Flynn pleaded guilty in December to one count of making false statements to investigators, and Trump said in a tweet the next day that he had to fire Flynn "because he lied to the FBI." Experts said at the time that if Trump knew the former national security adviser had misled investigators when he asked Comey to drop the Flynn probe in February, it would significantly bolster the obstruction case against the president.

Trump has wavered on whether he will agree to an interview with Mueller.
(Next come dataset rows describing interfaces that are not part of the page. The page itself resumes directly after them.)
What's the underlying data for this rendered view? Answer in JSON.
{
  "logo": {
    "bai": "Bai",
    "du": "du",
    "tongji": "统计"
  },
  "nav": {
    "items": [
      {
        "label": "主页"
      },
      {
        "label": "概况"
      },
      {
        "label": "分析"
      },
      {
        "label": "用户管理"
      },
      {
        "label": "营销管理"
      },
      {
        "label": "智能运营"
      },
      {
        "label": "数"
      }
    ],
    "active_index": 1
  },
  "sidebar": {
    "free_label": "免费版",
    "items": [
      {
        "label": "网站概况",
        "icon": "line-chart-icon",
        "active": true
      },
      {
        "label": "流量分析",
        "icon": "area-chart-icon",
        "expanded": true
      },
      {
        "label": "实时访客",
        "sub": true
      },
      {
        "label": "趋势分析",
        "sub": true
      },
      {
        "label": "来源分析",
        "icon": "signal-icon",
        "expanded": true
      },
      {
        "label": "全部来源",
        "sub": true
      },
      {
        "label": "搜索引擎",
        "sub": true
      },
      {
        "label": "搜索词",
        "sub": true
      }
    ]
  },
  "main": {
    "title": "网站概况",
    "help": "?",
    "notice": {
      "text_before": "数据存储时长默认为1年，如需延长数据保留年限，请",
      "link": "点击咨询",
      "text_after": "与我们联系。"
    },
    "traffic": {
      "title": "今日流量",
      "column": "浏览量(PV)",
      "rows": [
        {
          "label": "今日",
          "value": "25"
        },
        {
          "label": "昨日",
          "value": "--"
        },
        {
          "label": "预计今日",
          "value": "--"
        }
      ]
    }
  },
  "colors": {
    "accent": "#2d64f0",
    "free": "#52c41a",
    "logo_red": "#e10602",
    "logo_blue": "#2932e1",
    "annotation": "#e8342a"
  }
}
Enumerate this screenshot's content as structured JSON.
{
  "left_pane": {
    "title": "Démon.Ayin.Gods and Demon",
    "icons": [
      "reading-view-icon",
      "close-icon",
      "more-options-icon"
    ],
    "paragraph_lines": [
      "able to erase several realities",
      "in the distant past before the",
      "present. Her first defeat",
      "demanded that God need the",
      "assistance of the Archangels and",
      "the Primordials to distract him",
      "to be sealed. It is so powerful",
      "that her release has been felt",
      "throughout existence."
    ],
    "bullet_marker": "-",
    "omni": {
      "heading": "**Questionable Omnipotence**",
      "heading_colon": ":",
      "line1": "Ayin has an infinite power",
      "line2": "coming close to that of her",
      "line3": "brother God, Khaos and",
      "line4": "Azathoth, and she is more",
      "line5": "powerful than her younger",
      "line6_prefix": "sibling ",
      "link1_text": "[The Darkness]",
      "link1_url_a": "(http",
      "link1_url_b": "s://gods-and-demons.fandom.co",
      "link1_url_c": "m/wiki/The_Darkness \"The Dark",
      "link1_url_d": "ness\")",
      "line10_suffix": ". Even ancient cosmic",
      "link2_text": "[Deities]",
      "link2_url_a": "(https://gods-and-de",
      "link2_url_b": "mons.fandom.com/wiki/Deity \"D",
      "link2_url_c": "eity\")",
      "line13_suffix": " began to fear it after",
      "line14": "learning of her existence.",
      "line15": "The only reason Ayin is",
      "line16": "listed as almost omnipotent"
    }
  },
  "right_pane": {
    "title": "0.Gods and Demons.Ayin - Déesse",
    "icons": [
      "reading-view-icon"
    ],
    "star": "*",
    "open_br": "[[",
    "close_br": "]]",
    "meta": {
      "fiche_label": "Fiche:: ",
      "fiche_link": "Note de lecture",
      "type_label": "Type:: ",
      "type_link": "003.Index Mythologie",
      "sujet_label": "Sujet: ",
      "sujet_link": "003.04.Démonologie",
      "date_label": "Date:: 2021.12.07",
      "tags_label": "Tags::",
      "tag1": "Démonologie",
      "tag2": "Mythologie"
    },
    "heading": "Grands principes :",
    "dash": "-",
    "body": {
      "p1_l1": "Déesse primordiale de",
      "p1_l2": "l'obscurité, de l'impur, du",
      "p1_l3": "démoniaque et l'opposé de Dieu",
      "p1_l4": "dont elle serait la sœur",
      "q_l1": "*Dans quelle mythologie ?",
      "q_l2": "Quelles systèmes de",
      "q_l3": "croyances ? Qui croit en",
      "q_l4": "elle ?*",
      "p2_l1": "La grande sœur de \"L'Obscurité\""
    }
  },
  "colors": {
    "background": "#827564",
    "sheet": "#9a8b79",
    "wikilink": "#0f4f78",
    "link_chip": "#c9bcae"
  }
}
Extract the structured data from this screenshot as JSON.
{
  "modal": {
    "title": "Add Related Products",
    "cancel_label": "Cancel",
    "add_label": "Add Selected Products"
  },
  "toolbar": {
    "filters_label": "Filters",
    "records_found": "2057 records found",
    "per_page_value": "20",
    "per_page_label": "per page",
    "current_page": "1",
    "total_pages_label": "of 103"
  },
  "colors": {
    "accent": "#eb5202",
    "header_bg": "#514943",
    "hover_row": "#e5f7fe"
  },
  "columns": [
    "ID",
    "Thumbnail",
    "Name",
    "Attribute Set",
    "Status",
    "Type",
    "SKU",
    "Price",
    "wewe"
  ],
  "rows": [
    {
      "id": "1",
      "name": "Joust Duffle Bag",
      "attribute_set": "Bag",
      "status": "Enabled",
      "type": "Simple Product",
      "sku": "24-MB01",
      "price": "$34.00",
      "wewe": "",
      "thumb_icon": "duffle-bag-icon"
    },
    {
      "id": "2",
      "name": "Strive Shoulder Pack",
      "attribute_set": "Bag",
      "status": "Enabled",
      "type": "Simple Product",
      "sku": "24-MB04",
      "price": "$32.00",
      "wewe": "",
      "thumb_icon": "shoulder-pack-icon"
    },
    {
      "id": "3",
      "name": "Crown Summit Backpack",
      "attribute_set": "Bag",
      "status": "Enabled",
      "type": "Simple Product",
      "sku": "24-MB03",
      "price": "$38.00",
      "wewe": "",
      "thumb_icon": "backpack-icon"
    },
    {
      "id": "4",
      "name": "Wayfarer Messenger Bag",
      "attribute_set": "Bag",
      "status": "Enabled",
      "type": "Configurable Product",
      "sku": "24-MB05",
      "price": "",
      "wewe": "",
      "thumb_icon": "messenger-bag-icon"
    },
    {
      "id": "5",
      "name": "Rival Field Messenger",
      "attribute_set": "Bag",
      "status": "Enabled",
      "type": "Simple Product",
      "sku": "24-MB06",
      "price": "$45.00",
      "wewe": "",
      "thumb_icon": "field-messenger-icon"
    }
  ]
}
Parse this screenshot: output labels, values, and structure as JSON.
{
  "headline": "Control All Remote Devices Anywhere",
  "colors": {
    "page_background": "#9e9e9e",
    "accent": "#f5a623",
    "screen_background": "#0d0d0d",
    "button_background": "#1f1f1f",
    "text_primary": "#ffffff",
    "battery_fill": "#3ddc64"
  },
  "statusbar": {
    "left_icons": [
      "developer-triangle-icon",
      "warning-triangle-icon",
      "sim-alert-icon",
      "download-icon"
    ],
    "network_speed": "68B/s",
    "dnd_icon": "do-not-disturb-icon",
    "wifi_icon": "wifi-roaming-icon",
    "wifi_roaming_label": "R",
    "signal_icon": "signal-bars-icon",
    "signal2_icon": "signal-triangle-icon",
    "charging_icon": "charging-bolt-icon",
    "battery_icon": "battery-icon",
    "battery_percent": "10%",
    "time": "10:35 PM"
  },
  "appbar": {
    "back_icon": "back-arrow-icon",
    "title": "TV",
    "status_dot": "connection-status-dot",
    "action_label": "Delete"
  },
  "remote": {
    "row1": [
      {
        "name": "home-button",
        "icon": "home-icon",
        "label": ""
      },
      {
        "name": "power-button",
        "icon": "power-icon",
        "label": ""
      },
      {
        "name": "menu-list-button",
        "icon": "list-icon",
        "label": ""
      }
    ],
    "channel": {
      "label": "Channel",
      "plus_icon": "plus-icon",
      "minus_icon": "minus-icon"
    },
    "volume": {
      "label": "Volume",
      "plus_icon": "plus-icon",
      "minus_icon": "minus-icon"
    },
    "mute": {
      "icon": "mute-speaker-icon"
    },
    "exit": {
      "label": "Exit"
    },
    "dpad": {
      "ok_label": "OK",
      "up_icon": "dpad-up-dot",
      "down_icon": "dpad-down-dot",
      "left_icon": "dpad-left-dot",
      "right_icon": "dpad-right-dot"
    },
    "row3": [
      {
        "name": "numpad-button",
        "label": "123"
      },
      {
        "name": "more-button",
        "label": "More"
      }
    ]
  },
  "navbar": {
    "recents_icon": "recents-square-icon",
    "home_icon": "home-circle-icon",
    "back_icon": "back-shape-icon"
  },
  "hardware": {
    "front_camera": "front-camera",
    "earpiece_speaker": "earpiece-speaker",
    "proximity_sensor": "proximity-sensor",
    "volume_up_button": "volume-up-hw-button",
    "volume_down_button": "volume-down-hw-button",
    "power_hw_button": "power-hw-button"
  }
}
He at one point said he was "100%" open to it, but later walked that back, saying that because there was "no collusion," it would be "unlikely that you'd even have an interview."

The president's attorneys are currently in talks with Mueller's team about the scope and limitations of a possible Trump interview, Business Insider previously confirmed.  

Last month, The Washington Post reported Mueller asked Trump's lawyers about a possible interview with the president and hinted that he wanted to conduct it soon.

“This is moving faster than anyone really realizes,” a person close to Trump told The Post.

RELATED: People reportedly interviewed in Robert Mueller's Russia probe

People reportedly interviewed in Robert Mueller's Russia probe
See Gallery
People reportedly interviewed in Robert Mueller's Russia probe

U.S. Attorney General Jeff Sessions 

(Photo by Chip Somodevilla/Getty Images)

Former FBI Director James Comey

(REUTERS/Jonathan Ernst)

Former White House Chief of Staff Reince Priebus

(REUTERS/Joshua Roberts)

Former White House press secretary Sean Spicer

(REUTERS/Kevin Lamarque)

White House Director of Strategic Communications Hope Hicks

(Photo by Jabin Botsford/The Washington Post via Getty Images)

Trump advisor Stephen Miller

(REUTERS/Kevin Lamarque)

President Trump's son-in-law and senior advisor Jared Kushner 


Don McGahn, general counsel for the Trump transition team

(Photo by Drew Angerer/Getty Images)

Christopher Steele, the former MI6 agent who compiled the reported Trump dossier 

(Photo by Victoria Jones/PA Images via Getty Images)

Sam Clovis, a former member of the Trump campaign

(Photo by Win McNamee/Getty Images)

CIA Director Mike Pompeo

NOW WATCH: A Georgetown professor explains how Martin Luther King Jr. 'has been severely whitewashed'

See Also:

SEE ALSO: The Russia investigation is reaching a pivotal moment and it looks like it's closing in on Trump

DON'T MISS: Trump's lawyers are laying the groundwork for a dubious new strategy to avoid an interview with Mueller

Read Full Story

Sign up for Breaking News by AOL to get the latest breaking news alerts and updates delivered straight to your inbox.

Subscribe to our other newsletters

Emails may offer personalized content or ads. Learn more. You may unsubscribe any time.